As short-term rentals are taking the rental market by storm, municipalities are responding in different ways across the country. Some cities, particularly those that value tourism and want to encourage revitalization of urban areas, are embracing the short-term rental trend, while others are imposing more strict regulations in order to preserve neighborhoods with single-family homes.
The goals of a municipality in terms of a city’s growth and economic development will impact how they respond to an increase in short term rentals. Property owners interested in short-term or vacation rentals should be aware of a governing body’s attitude toward these types of rentals. For example, some larger cities like New York City are cracking down on short-term rentals, implementing strict regulations or outright bans in order to preserve available housing for residents. More tourist-oriented cities like Las Vegas are more accepting of the new rental trends, and property owners may experience more success and fewer restrictions managing short-term rentals in these areas.

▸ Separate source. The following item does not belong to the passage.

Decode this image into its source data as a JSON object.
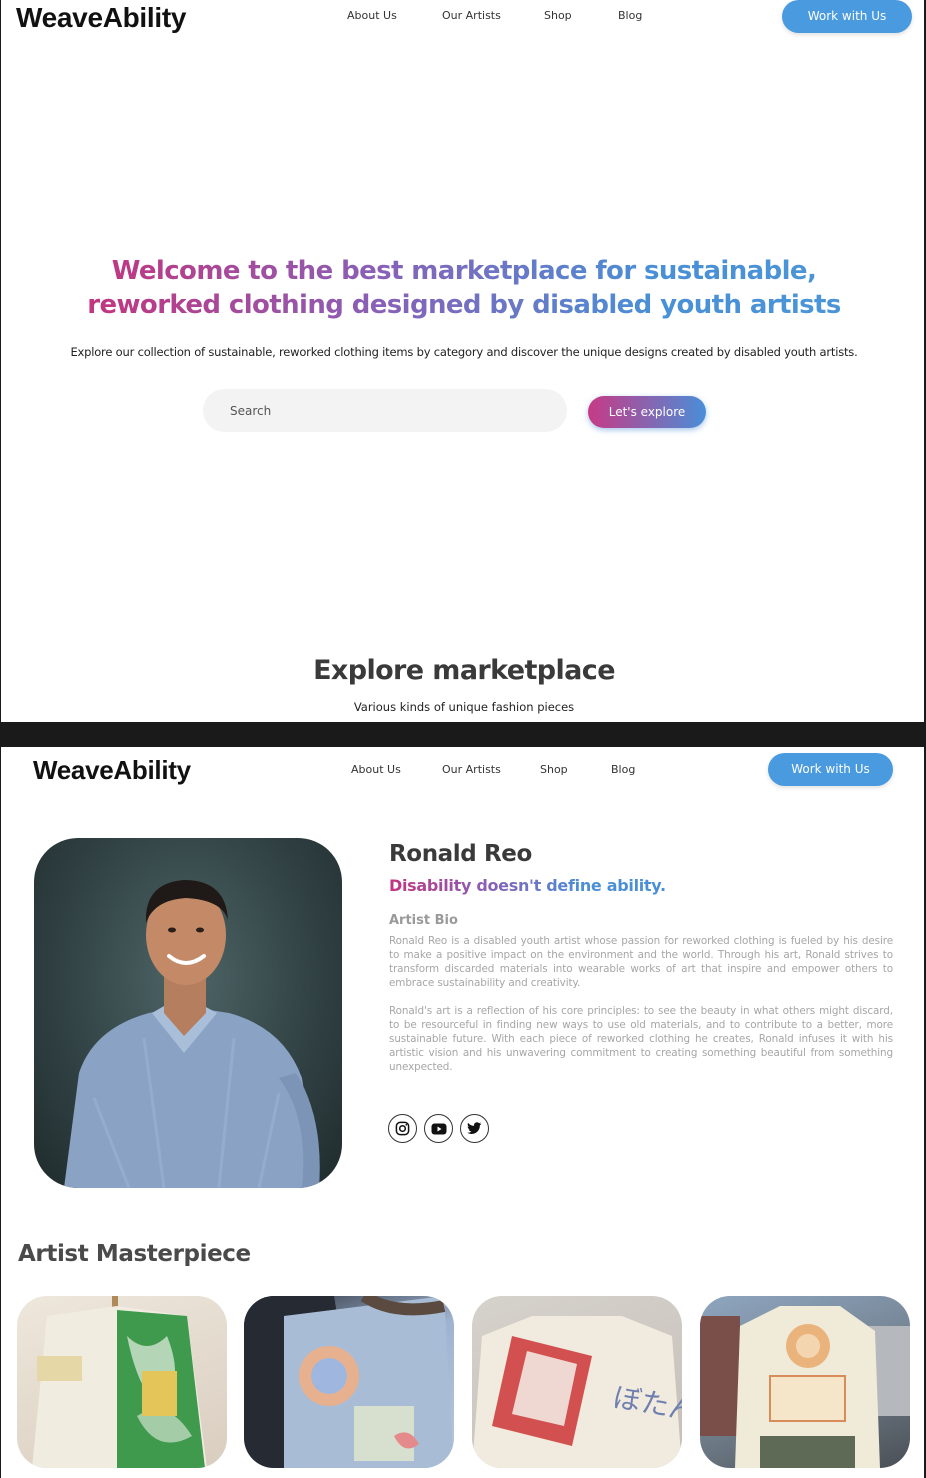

There are a variety of other factors that may influence a municipality’s rules and regulations on short-term rentals. These are some of the top considerations owners should make when choosing to convert their property to a short-term rental:
Of course, the state laws surrounding short-term rentals may override or influence a municipality’s regulation. There aren’t any states that impose statewide regulations on short-term rentals, but there are quite a few states that restrict the regulations that municipalities can impose. Many states, such as Florida, have enacted legislation that prevents cities from banning short-term rentals. Others prohibit cities from restricting short-term rentals to properties primarily used for residential purposes, a common regulation imposed by more conservative cities. In these cases, municipalities often limit short-term leases by creating additional requirements or limitations for owners. Some examples include requiring a provision of notice of zoning ordinances to tenants or requiring home inspection before a property is used for short-term rentals.
If the state doesn’t impose restrictions on regulating short-term rentals, the zoning ordinance of a city may restrict or fully ban them. Two cities in California, Irvine and Temecula, have outright bans on short-term rentals. Commonly, cities implement a permitting system to track and regulate short-term rentals. Sometimes, cities impose permanent residency requirements, which can limit the amount of time a property may be used for short-term rentals. In Los Angeles, the Home-Sharing Ordinance limits short-term rentals to the property owners primary residence, and rentals are capped at 120 days per year. Another common regulation is requiring STR owners to pay a transient occupancy tax, or TOT, which typically ranges anywhere from 6% to 14%.
While these effectively additional requirements and limitations for property owners, they are typically difficult to enforce, as there is a lack of public record on when or where such rentals occur. Permitting system enforcement usually relies on reports from neighbors or HOAs that become aware of violations. Even services like AirBnb don’t provide rental addresses, making it easier for owners of short-term renters to remain anonymous.
Sometimes HOAs will impose their own restrictions on short-term rentals in order to protect the homogeneity of a neighborhood. In these cases, rentals are typically monitored more closely and are consistently enforced. If an HOA lacks the ability to impose such restrictions, they may rely on municipal enforcement, and many cities lack the manpower to strictly enforce such regulations. Enforcement is easier if there are clear-cut penalties for violations, such as scheduled fines. Property owners should be aware of the penalty for short-term rental violations in their city.